* EXTRACTED RECORDS *
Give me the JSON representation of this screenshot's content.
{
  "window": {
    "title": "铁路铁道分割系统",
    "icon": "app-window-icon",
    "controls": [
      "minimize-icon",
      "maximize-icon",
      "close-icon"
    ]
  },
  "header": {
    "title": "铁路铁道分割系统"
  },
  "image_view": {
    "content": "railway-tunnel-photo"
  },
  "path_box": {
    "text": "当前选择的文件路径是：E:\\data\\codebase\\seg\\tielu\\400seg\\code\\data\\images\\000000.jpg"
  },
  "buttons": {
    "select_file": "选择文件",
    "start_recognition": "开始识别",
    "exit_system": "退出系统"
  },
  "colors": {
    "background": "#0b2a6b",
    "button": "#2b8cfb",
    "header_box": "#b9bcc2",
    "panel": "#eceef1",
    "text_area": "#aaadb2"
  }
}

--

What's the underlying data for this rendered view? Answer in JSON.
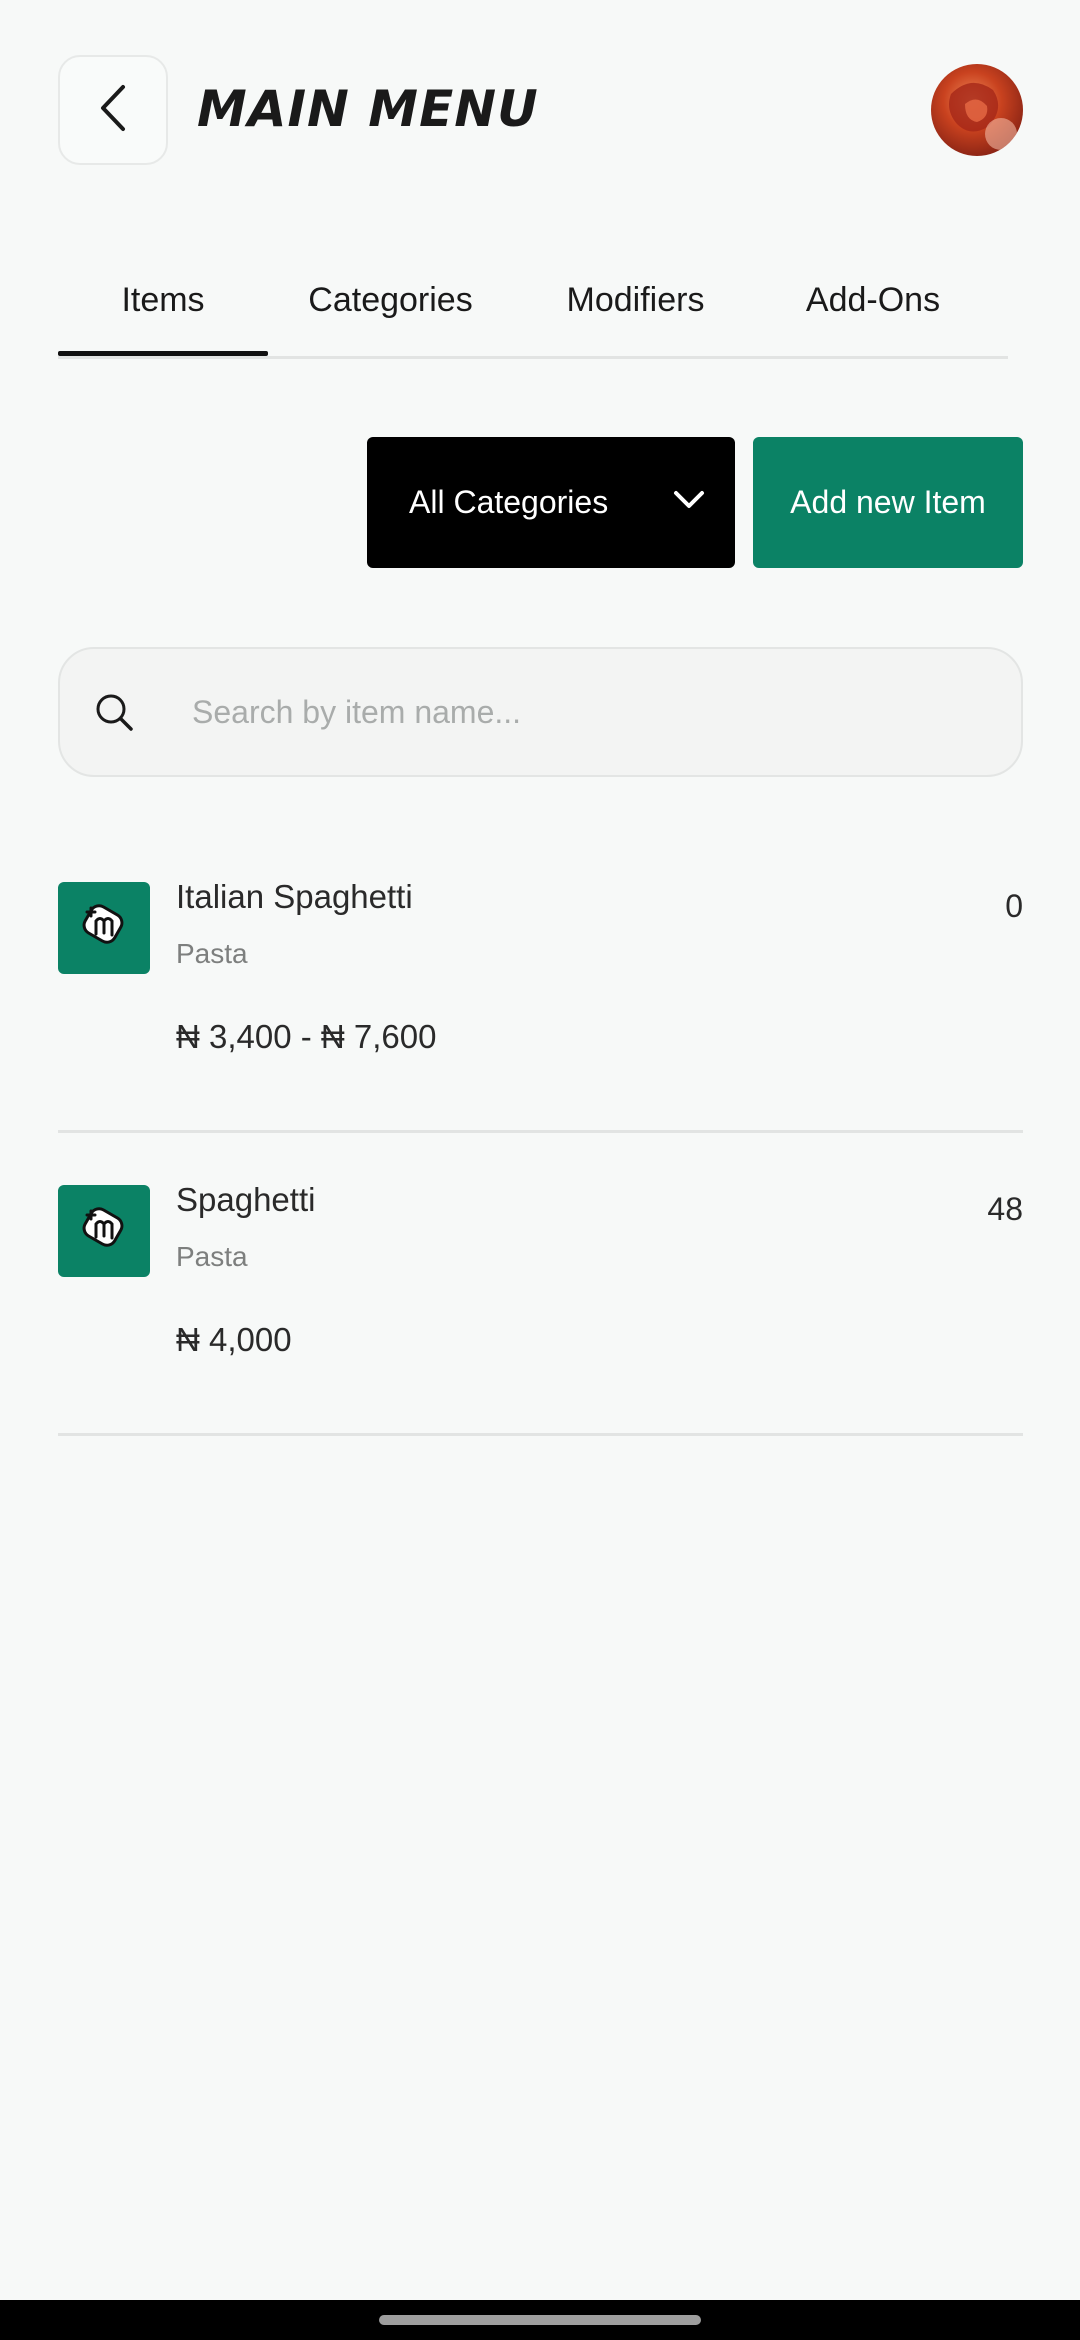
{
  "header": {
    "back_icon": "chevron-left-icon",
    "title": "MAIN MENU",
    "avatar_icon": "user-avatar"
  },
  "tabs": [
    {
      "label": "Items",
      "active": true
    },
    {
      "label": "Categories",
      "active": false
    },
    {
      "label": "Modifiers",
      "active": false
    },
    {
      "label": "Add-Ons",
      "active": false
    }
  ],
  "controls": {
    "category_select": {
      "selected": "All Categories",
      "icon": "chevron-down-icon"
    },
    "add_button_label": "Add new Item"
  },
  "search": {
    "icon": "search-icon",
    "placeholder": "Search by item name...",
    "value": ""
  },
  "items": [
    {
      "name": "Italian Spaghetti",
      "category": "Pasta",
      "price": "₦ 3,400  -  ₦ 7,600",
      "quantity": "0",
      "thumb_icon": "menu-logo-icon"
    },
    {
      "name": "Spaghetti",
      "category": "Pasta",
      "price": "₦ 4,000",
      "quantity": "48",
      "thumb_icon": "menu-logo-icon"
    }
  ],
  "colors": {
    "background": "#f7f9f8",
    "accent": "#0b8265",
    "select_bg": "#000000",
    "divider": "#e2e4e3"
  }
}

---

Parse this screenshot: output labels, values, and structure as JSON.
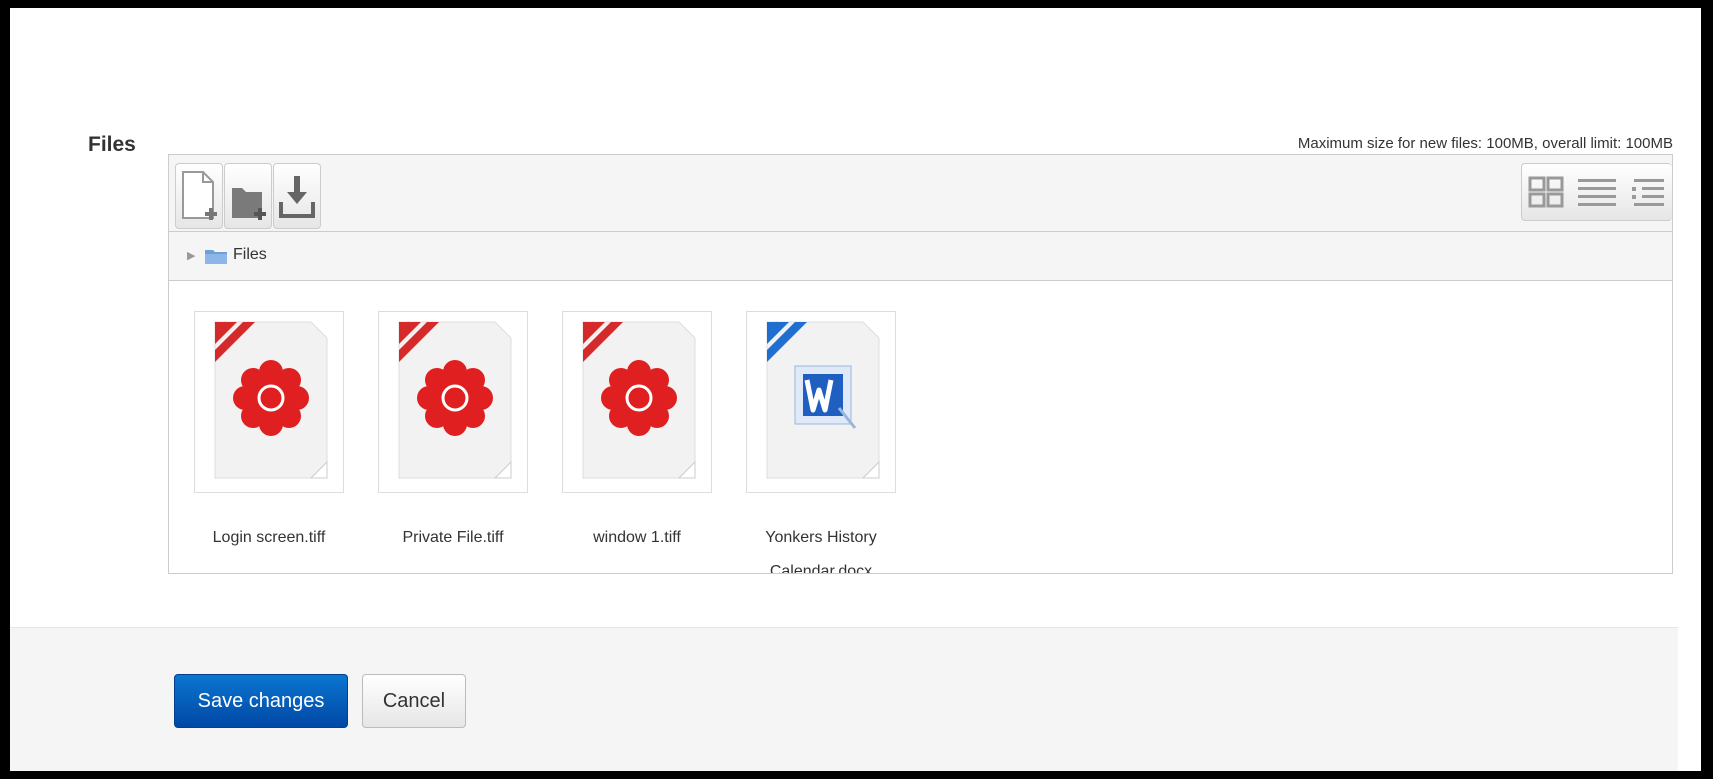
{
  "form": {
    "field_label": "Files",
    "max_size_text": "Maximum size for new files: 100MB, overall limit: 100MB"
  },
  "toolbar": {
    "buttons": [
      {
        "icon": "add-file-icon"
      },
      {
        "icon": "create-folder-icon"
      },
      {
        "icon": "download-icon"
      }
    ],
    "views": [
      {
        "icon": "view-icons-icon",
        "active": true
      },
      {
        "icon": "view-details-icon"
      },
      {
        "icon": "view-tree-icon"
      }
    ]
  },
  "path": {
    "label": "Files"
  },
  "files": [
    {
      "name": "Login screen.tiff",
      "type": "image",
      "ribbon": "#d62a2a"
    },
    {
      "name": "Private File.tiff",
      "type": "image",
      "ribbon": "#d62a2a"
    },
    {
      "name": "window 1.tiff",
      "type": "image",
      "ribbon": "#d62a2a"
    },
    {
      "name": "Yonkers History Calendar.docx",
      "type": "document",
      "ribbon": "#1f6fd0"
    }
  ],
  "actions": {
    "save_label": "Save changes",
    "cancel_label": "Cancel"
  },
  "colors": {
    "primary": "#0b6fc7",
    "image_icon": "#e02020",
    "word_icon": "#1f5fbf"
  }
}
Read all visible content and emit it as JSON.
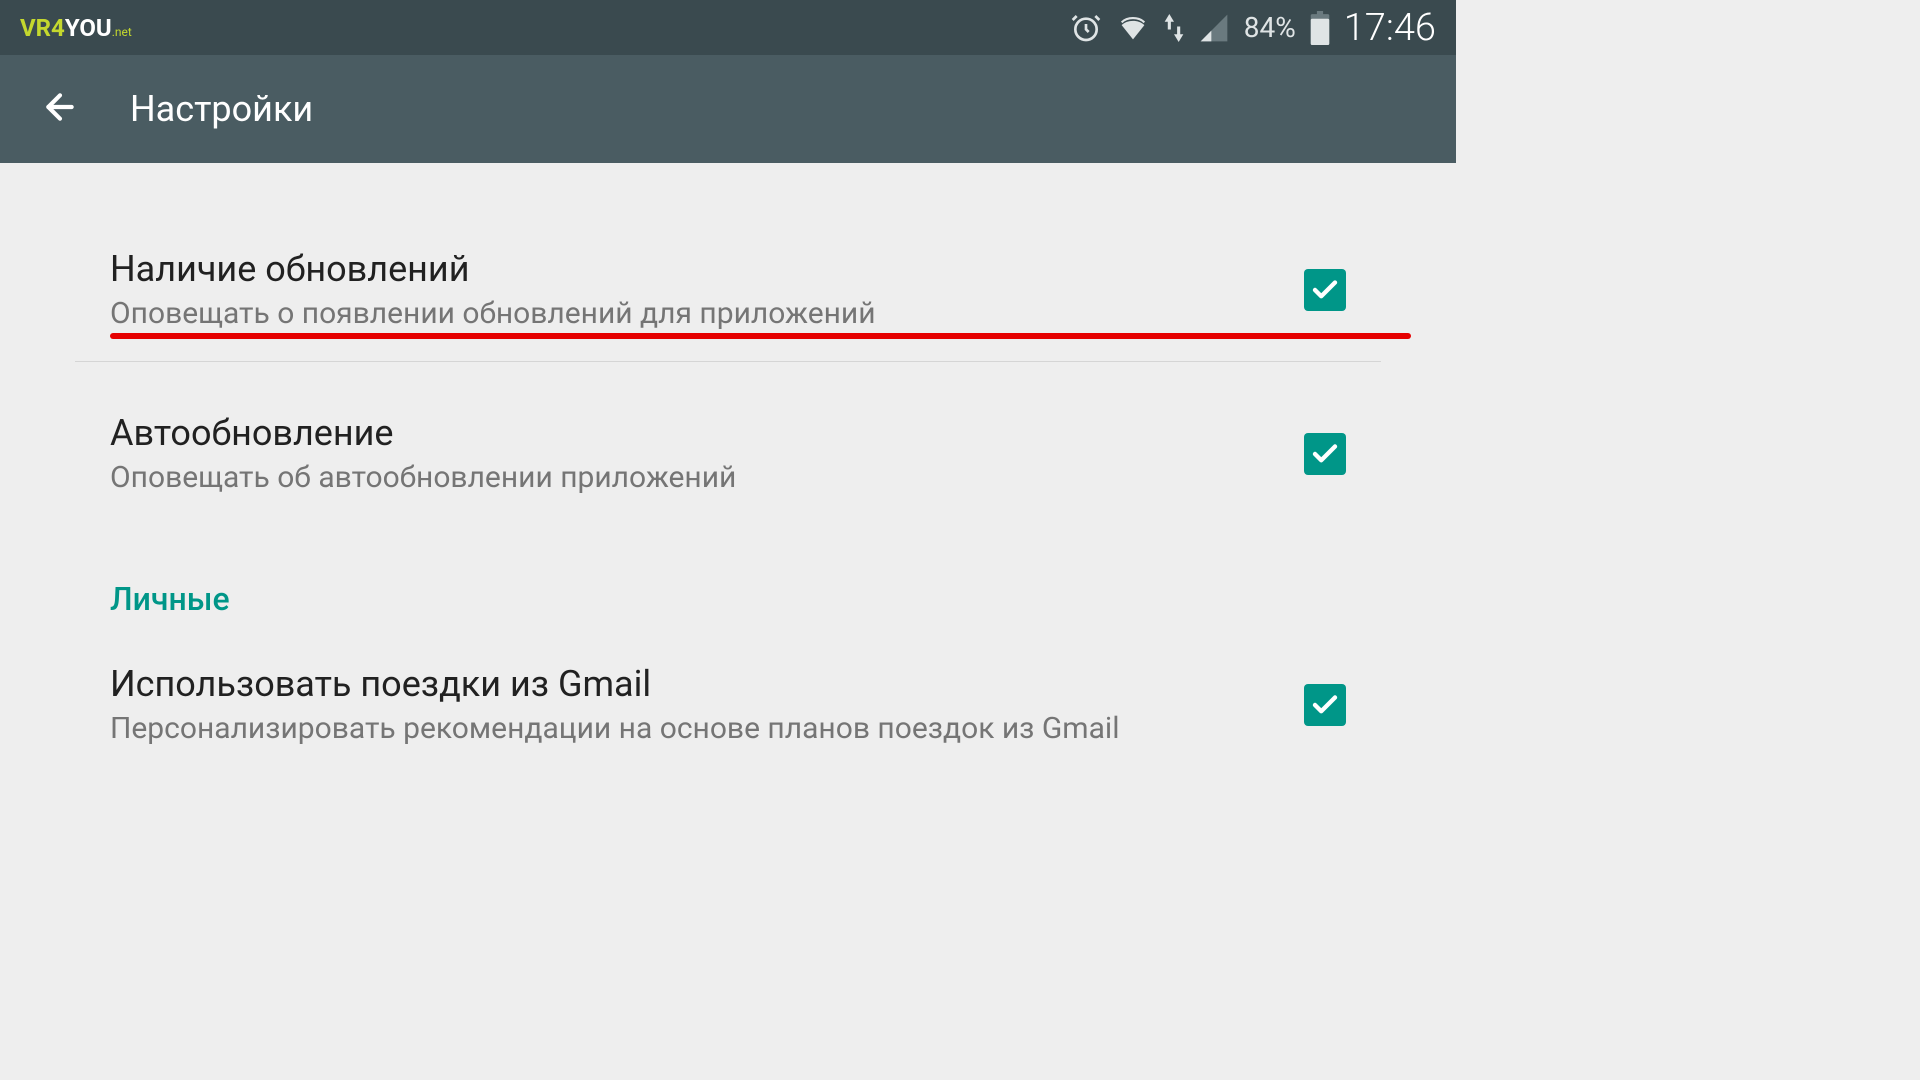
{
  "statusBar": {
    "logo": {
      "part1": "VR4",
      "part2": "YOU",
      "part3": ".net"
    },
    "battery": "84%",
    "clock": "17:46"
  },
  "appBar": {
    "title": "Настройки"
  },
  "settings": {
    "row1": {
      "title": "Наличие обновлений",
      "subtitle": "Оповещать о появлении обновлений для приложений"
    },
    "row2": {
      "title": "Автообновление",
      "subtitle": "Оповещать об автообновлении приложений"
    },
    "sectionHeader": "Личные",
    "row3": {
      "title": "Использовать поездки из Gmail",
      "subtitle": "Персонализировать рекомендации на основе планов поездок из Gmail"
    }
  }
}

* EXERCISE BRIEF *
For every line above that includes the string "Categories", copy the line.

* RESULT *
      "label": "Categories",
      "selected": "All Categories",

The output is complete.